▶ **Description of the task**: Please reproduce the entries in full. Keep every character the same.
--- Task inputs Enclosed Below ---
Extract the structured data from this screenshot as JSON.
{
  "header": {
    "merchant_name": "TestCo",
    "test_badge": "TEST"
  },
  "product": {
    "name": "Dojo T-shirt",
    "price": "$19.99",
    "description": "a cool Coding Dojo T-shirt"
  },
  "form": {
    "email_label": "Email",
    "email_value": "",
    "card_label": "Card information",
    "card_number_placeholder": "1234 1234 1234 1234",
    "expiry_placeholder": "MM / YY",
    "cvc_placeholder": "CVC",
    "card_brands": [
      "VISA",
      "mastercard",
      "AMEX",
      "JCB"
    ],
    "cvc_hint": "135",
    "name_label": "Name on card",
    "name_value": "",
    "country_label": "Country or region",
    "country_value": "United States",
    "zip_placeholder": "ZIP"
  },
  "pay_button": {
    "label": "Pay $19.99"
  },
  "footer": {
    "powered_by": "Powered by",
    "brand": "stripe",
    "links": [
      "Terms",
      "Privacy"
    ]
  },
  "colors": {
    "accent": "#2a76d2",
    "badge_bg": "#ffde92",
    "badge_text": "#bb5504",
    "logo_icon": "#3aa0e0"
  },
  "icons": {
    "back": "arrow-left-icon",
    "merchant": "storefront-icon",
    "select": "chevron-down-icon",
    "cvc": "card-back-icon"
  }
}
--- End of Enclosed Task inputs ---
▶ **Result of the task**:
Extract the structured data from this screenshot as JSON.
{
  "header": {
    "merchant_name": "TestCo",
    "test_badge": "TEST"
  },
  "product": {
    "name": "Dojo T-shirt",
    "price": "$19.99",
    "description": "a cool Coding Dojo T-shirt"
  },
  "form": {
    "email_label": "Email",
    "email_value": "",
    "card_label": "Card information",
    "card_number_placeholder": "1234 1234 1234 1234",
    "expiry_placeholder": "MM / YY",
    "cvc_placeholder": "CVC",
    "card_brands": [
      "VISA",
      "mastercard",
      "AMEX",
      "JCB"
    ],
    "cvc_hint": "135",
    "name_label": "Name on card",
    "name_value": "",
    "country_label": "Country or region",
    "country_value": "United States",
    "zip_placeholder": "ZIP"
  },
  "pay_button": {
    "label": "Pay $19.99"
  },
  "footer": {
    "powered_by": "Powered by",
    "brand": "stripe",
    "links": [
      "Terms",
      "Privacy"
    ]
  },
  "colors": {
    "accent": "#2a76d2",
    "badge_bg": "#ffde92",
    "badge_text": "#bb5504",
    "logo_icon": "#3aa0e0"
  },
  "icons": {
    "back": "arrow-left-icon",
    "merchant": "storefront-icon",
    "select": "chevron-down-icon",
    "cvc": "card-back-icon"
  }
}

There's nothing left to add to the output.